President Donald Trump‘s administration has been warning states in a number of memorandums since as early as Feb. 6 to prepare the nation’s nursing homes for the COVID-19 threat, KCP has learned.
But despite the numerous warnings and memorandums from the Trump administration to be better prepared, scores of people in nursing homes have died around the borough, leaving the dead in the facilities for days, families unnotified and nursing homes workers complaining of not having personal protective equipment (PPE).
The documented proof of Trump administration and warnings and declarations was presented yesterday following the Centers for Medicare & Medicaid Services (CMS) announcement of new regulatory requirements that will require nursing homes to inform residents, their families and representatives of COVID-19 cases in their facilities.
In addition, as part of Trump’s Opening Up America, CMS will now require nursing homes to report cases of COVID-19 directly to the Centers for Disease Control and Prevention (CDC).
This information must be reported in accordance with existing privacy regulations and statute. This measure augments longstanding requirements for reporting infectious disease to State and local health departments. Finally, CMS will also require nursing homes to fully cooperate with CDC surveillance efforts around COVID-19 spread.
“Nursing homes have been ground zero for COVID-19. Today’s action supports CMS’ longstanding commitment to providing transparent and timely information to residents and their families,” said CMS Administrator Seema Verma. “Nursing home reporting to the CDC is a critical component of the go-forward national COVID-19 surveillance system and to efforts to reopen America.”
The CMS first memorandum issued on February 6, warned healthcare facilities to the threat of the 2019-Novel Coronavirus and advised health care providers and State Survey Agencies (SAs), the entities that inspect healthcare facilities, including nursing homes, to ensure compliance with current CMS requirements and safety standards.
Then on March 4, CMS issued new guidance related to the screening of entrants into nursing homes, informed by CDC recommendations. On March 10, CMS issued guidance related to the use of personal protective equipment (PPE) usage and optimization. On March 13, CMS issued guidance for a nationwide restriction on nonessential medical staff and all visitors, except in compassionate care situations.

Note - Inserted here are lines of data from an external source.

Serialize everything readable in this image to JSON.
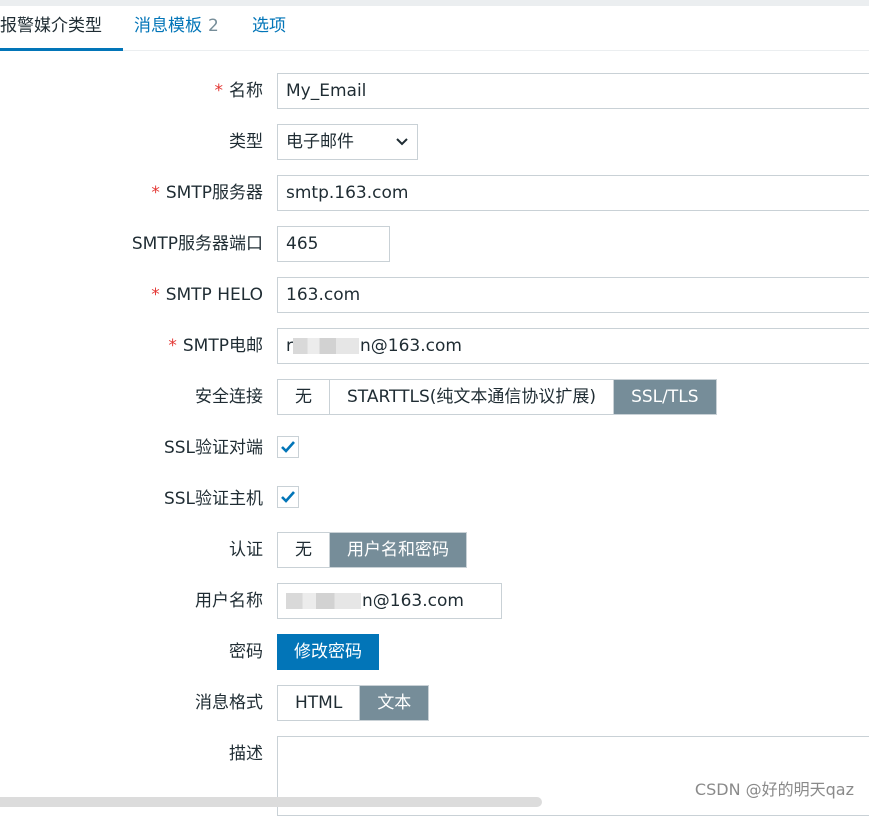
{
  "tabs": [
    {
      "label": "报警媒介类型"
    },
    {
      "label": "消息模板",
      "count": "2"
    },
    {
      "label": "选项"
    }
  ],
  "form": {
    "name": {
      "label": "名称",
      "value": "My_Email"
    },
    "type": {
      "label": "类型",
      "value": "电子邮件"
    },
    "smtp_server": {
      "label": "SMTP服务器",
      "value": "smtp.163.com"
    },
    "smtp_port": {
      "label": "SMTP服务器端口",
      "value": "465"
    },
    "smtp_helo": {
      "label": "SMTP HELO",
      "value": "163.com"
    },
    "smtp_email": {
      "label": "SMTP电邮",
      "prefix": "r",
      "value_suffix": "n@163.com"
    },
    "security": {
      "label": "安全连接",
      "options": [
        "无",
        "STARTTLS(纯文本通信协议扩展)",
        "SSL/TLS"
      ],
      "selected": "SSL/TLS"
    },
    "ssl_verify_peer": {
      "label": "SSL验证对端",
      "checked": true
    },
    "ssl_verify_host": {
      "label": "SSL验证主机",
      "checked": true
    },
    "auth": {
      "label": "认证",
      "options": [
        "无",
        "用户名和密码"
      ],
      "selected": "用户名和密码"
    },
    "username": {
      "label": "用户名称",
      "value_suffix": "n@163.com"
    },
    "password": {
      "label": "密码",
      "button": "修改密码"
    },
    "message_format": {
      "label": "消息格式",
      "options": [
        "HTML",
        "文本"
      ],
      "selected": "文本"
    },
    "description": {
      "label": "描述",
      "value": ""
    }
  },
  "required_mark": "*",
  "watermark": "CSDN @好的明天qaz"
}
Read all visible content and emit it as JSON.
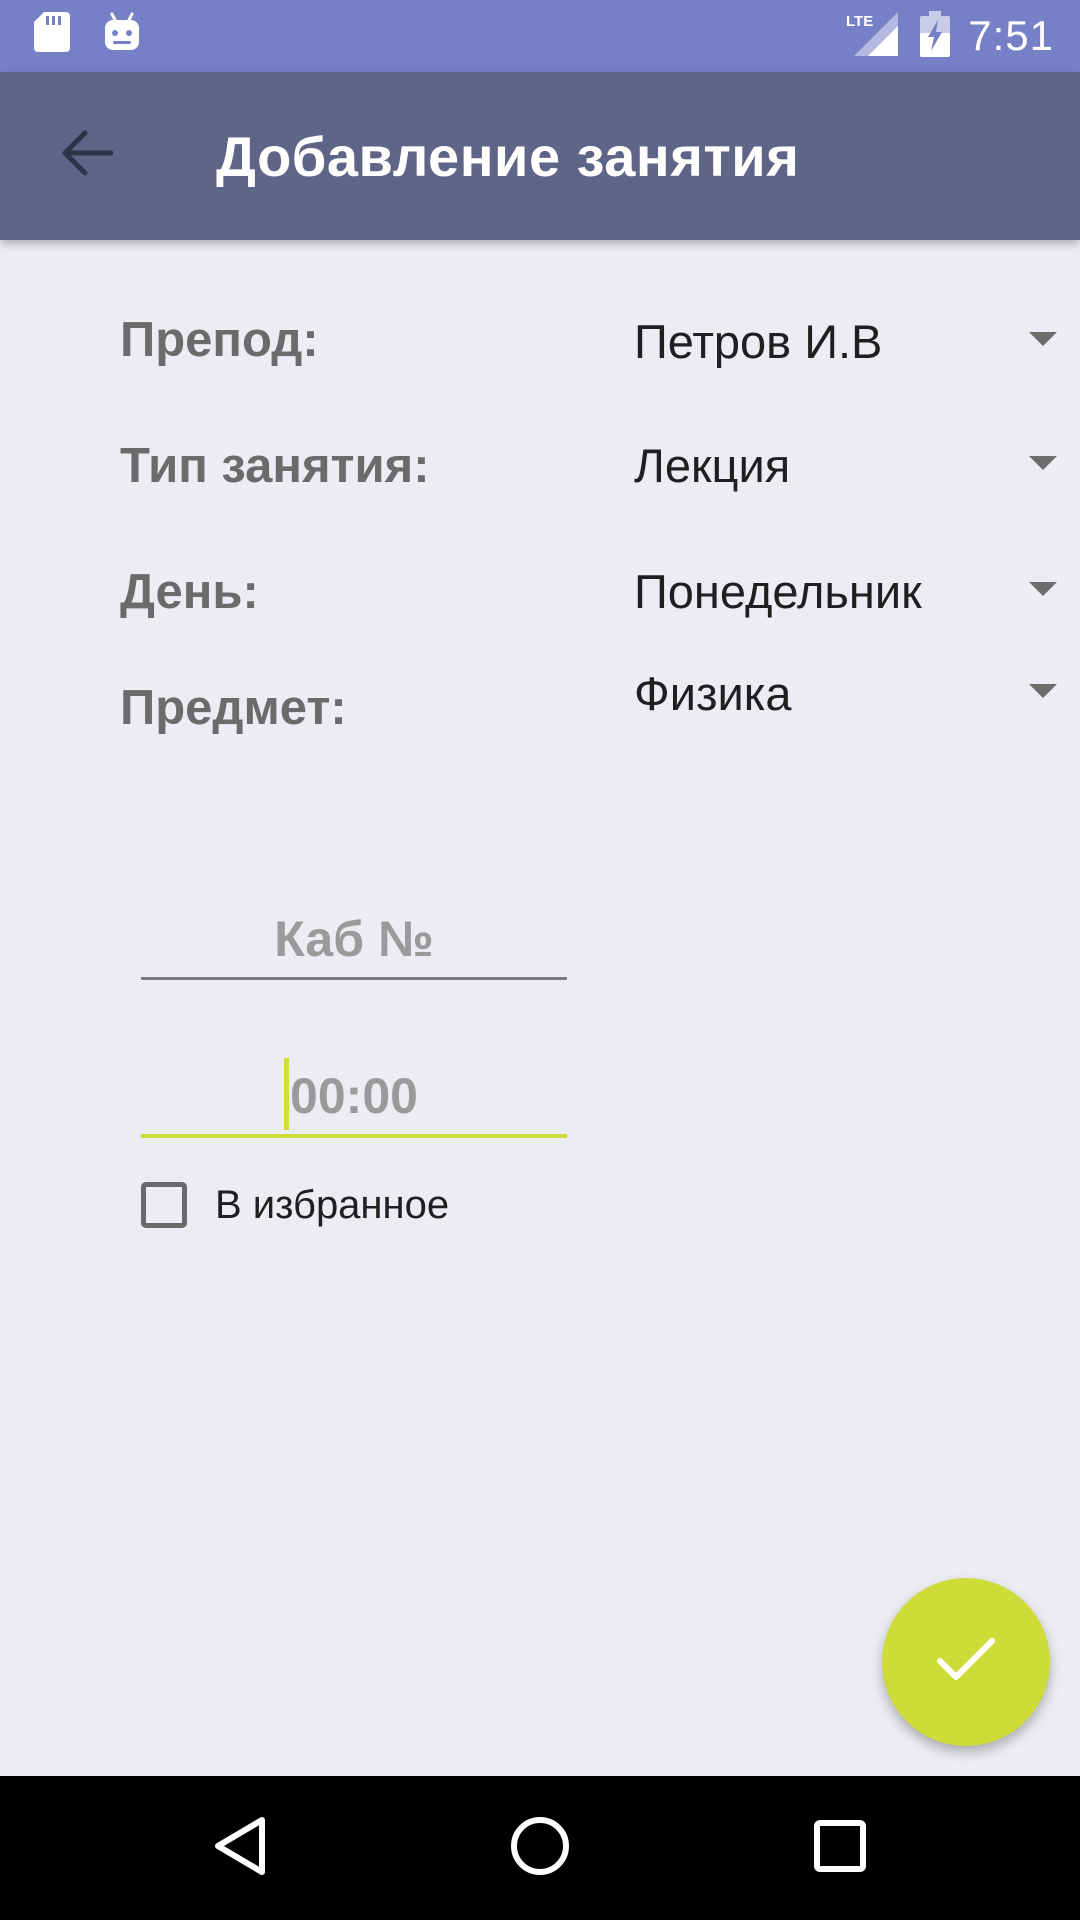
{
  "status_bar": {
    "time": "7:51",
    "network": "LTE",
    "icons": [
      "sd-card-icon",
      "android-icon",
      "lte-signal-icon",
      "battery-charging-icon"
    ]
  },
  "app_bar": {
    "title": "Добавление занятия",
    "back_icon": "arrow-back-icon"
  },
  "form": {
    "teacher": {
      "label": "Препод:",
      "value": "Петров И.В"
    },
    "lesson_type": {
      "label": "Тип занятия:",
      "value": "Лекция"
    },
    "day": {
      "label": "День:",
      "value": "Понедельник"
    },
    "subject": {
      "label": "Предмет:",
      "value": "Физика"
    },
    "room": {
      "placeholder": "Каб №",
      "value": ""
    },
    "time": {
      "placeholder": "00:00",
      "value": ""
    },
    "favorite": {
      "label": "В избранное",
      "checked": false
    }
  },
  "fab": {
    "icon": "check-icon"
  },
  "nav_bar": {
    "icons": [
      "back-triangle-icon",
      "home-circle-icon",
      "recents-square-icon"
    ]
  },
  "colors": {
    "status_bar": "#7580C7",
    "app_bar": "#5E6586",
    "background": "#ECEDF2",
    "accent": "#CDDC39"
  }
}
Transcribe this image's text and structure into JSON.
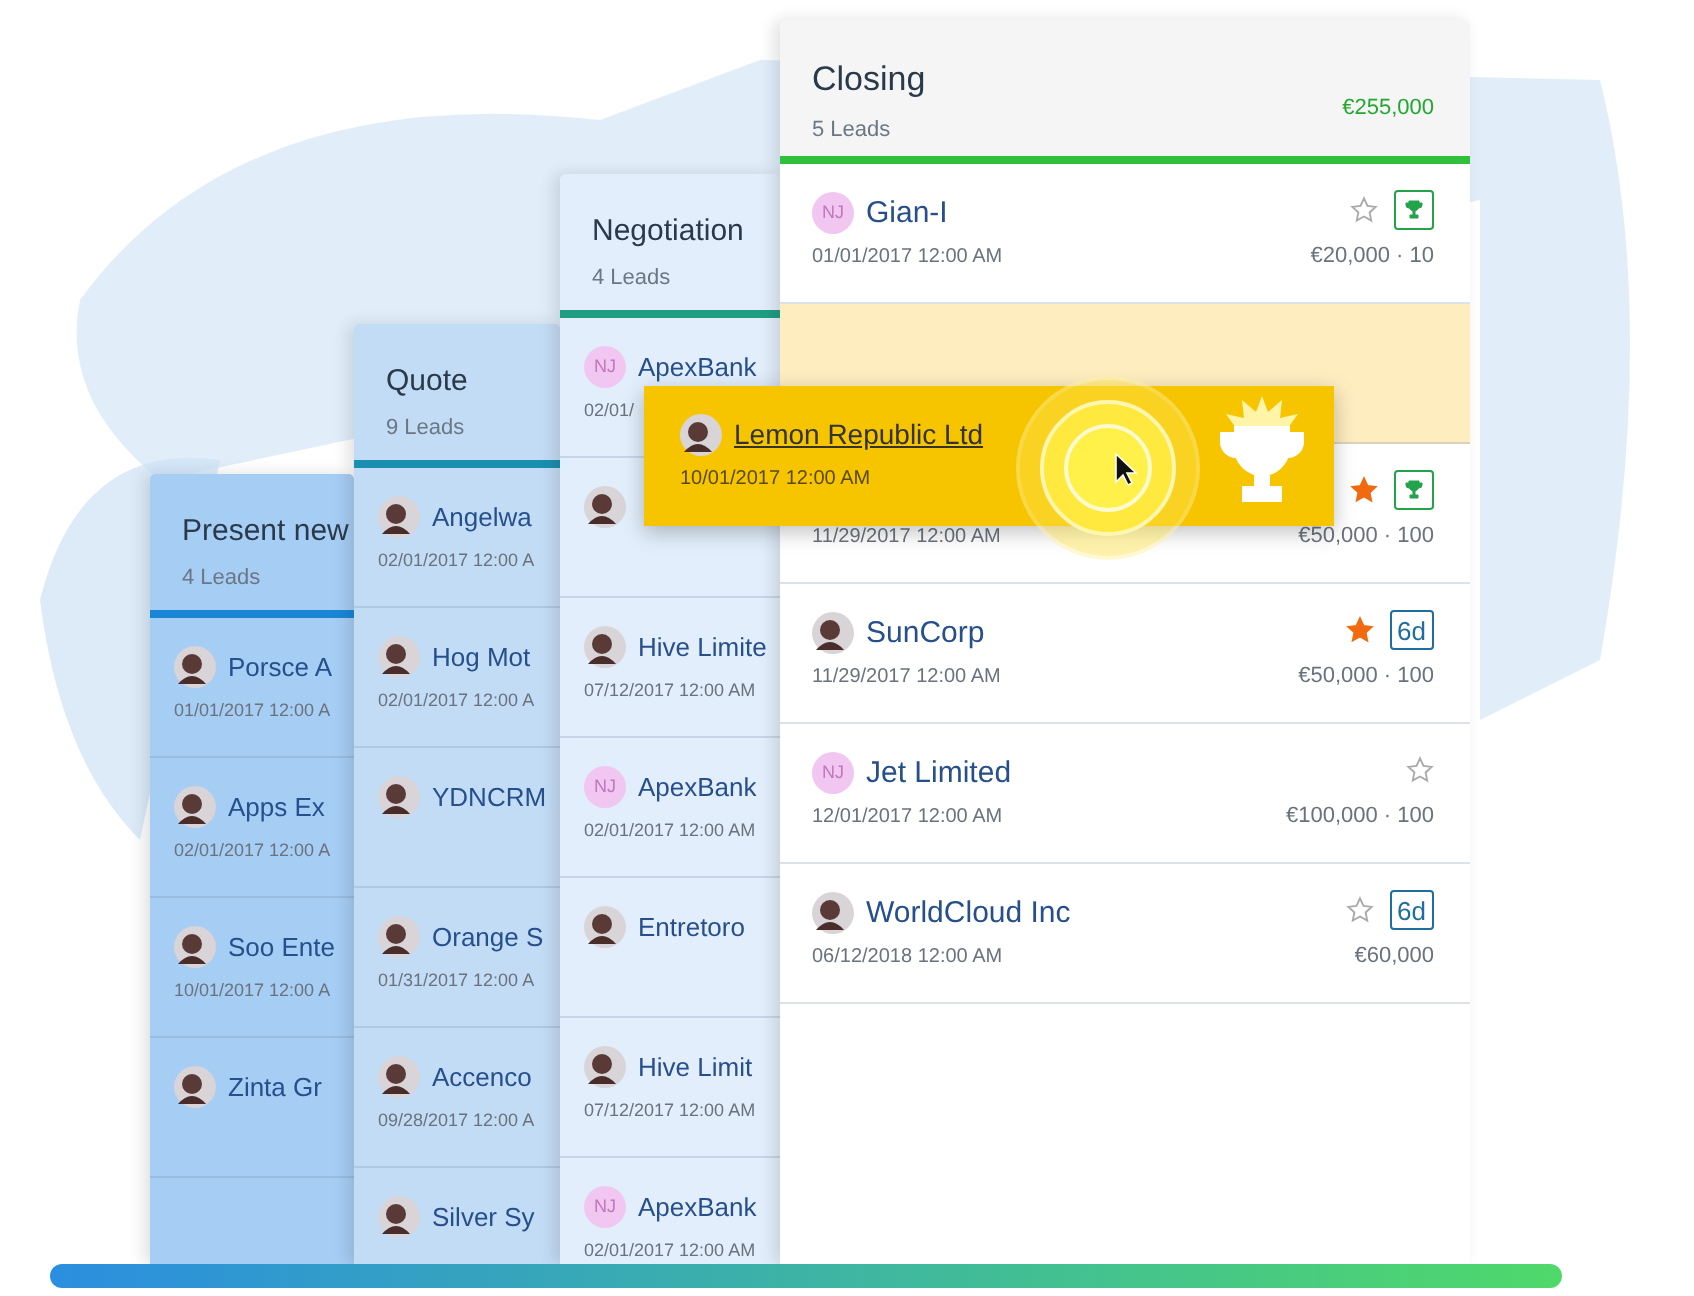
{
  "columns": [
    {
      "title": "Present new",
      "count": "4 Leads",
      "color": "#1a87d6",
      "kind": "deep",
      "cards": [
        {
          "name": "Porsce A",
          "date": "01/01/2017 12:00 A",
          "kind": "photo"
        },
        {
          "name": "Apps Ex",
          "date": "02/01/2017 12:00 A",
          "kind": "photo"
        },
        {
          "name": "Soo Ente",
          "date": "10/01/2017 12:00 A",
          "kind": "photo"
        },
        {
          "name": "Zinta Gr",
          "kind": "photo"
        }
      ]
    },
    {
      "title": "Quote",
      "count": "9 Leads",
      "color": "#1a8fb0",
      "kind": "mid",
      "cards": [
        {
          "name": "Angelwa",
          "date": "02/01/2017 12:00 A",
          "kind": "photo"
        },
        {
          "name": "Hog Mot",
          "date": "02/01/2017 12:00 A",
          "kind": "photo"
        },
        {
          "name": "YDNCRM",
          "kind": "photo"
        },
        {
          "name": "Orange S",
          "date": "01/31/2017 12:00 A",
          "kind": "photo"
        },
        {
          "name": "Accenco",
          "date": "09/28/2017 12:00 A",
          "kind": "photo"
        },
        {
          "name": "Silver Sy",
          "kind": "photo"
        }
      ]
    },
    {
      "title": "Negotiation",
      "count": "4 Leads",
      "color": "#1f9e84",
      "kind": "light",
      "cards": [
        {
          "name": "ApexBank",
          "date": "02/01/",
          "kind": "initials",
          "initials": "NJ"
        },
        {
          "kind": "photo"
        },
        {
          "name": "Hive Limite",
          "date": "07/12/2017 12:00 AM",
          "kind": "photo"
        },
        {
          "name": "ApexBank",
          "date": "02/01/2017 12:00 AM",
          "kind": "initials",
          "initials": "NJ"
        },
        {
          "name": "Entretoro",
          "kind": "photo"
        },
        {
          "name": "Hive Limit",
          "date": "07/12/2017 12:00 AM",
          "kind": "photo"
        },
        {
          "name": "ApexBank",
          "date": "02/01/2017 12:00 AM",
          "kind": "initials",
          "initials": "NJ"
        }
      ]
    },
    {
      "title": "Closing",
      "count": "5 Leads",
      "total": "€255,000",
      "color": "#2fc03c",
      "kind": "white",
      "cards": [
        {
          "name": "Gian-I",
          "date": "01/01/2017 12:00 AM",
          "kind": "initials",
          "initials": "NJ",
          "starred": false,
          "badge": {
            "kind": "trophy"
          },
          "amount": "€20,000 · 10"
        },
        {
          "kind": "drop-slot"
        },
        {
          "date": "11/29/2017 12:00 AM",
          "starred": true,
          "badge": {
            "kind": "trophy"
          },
          "amount": "€50,000 · 100"
        },
        {
          "name": "SunCorp",
          "date": "11/29/2017 12:00 AM",
          "kind": "photo",
          "starred": true,
          "badge": {
            "kind": "days",
            "text": "6d"
          },
          "amount": "€50,000 · 100"
        },
        {
          "name": "Jet Limited",
          "date": "12/01/2017 12:00 AM",
          "kind": "initials",
          "initials": "NJ",
          "starred": false,
          "amount": "€100,000 · 100"
        },
        {
          "name": "WorldCloud Inc",
          "date": "06/12/2018 12:00 AM",
          "kind": "photo",
          "starred": false,
          "badge": {
            "kind": "days",
            "text": "6d"
          },
          "amount": "€60,000"
        }
      ]
    }
  ],
  "dragged_card": {
    "name": "Lemon Republic Ltd",
    "date": "10/01/2017 12:00 AM",
    "kind": "photo"
  }
}
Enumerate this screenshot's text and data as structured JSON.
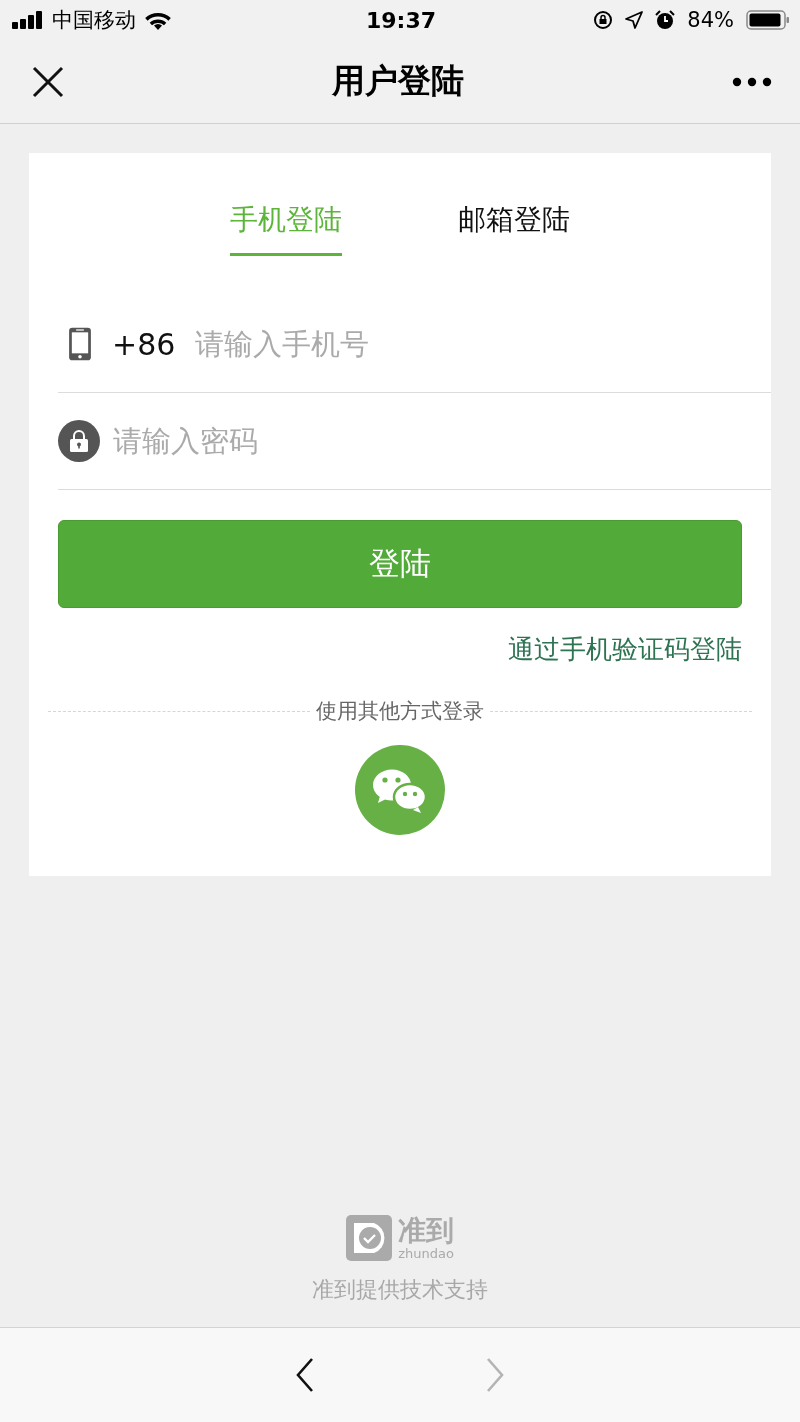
{
  "status_bar": {
    "carrier": "中国移动",
    "time": "19:37",
    "battery": "84%"
  },
  "nav_bar": {
    "title": "用户登陆"
  },
  "tabs": [
    {
      "label": "手机登陆",
      "selected": true
    },
    {
      "label": "邮箱登陆",
      "selected": false
    }
  ],
  "phone_field": {
    "prefix": "+86",
    "placeholder": "请输入手机号"
  },
  "password_field": {
    "placeholder": "请输入密码"
  },
  "login_button": "登陆",
  "sms_login_link": "通过手机验证码登陆",
  "other_login_label": "使用其他方式登录",
  "footer": {
    "logo_text": "准到",
    "logo_subtext": "zhundao",
    "credit": "准到提供技术支持"
  },
  "toolbar": [
    {
      "kind": "back",
      "disabled": false
    },
    {
      "kind": "forward",
      "disabled": true
    }
  ]
}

Shortly after that announcement, Trump declared a national emergency, enabling the agency to take even stronger action. CMS then announced a suspension of routine inspections, and an exclusive focus on situations in which residents are in immediate jeopardy for serious injury or death, and implemented a new inspection tool based on the latest guidance from CDC.
Additionally, on April 2, CMS issued a call to action for nursing homes and state and local governments. It included guidance that reinforced infection control responsibilities and urged leaders to work closely with nursing homes in their communities to determine needs for COVID-19 testing and personal protective equipment.
The recommendations also urged state and local officials to work with nursing homes to designate certain sites for COVID-19-positive or COVID-19-negative patients to avoid further transmissions.
Nursing homes are under the regulatory jurisdiction of the state Department of Health (DOH) and not the city. Thus far the state’s only action to address the situation was Gov. Andrew Cuomo issuing an executive order last week requiring nursing homes to report positive COVID-19 cases and deaths to the families of those who are living in the nursing home facility within 24 hours.
Previously, the DOH issued guidance asking these facilities to communicate this information to families; this new order makes that guidance mandatory.
Despite the multiple Trump Administration memorandums, media outlets have been reporting the tragic amount of deaths at Brooklyn nursing homes starting with the KCP exclusive of eight bodies being left for days at the Crown Heights Center for Nursing and Rehabilitation.
The hardest-hit nursing facility thus far during the pandemic has been the Cobble Hill Health Center where 55 patients have died followed by 34 dead at the Bensonhurst Center for Rehabilitation in Brooklyn.
As of last Friday evening, 3,316 elderly nursing resident residents died at either nursing homes, adult day care facilities or hospitals from COVID-19. Of that total, the virus killed 2,056 nursing residents in New York City.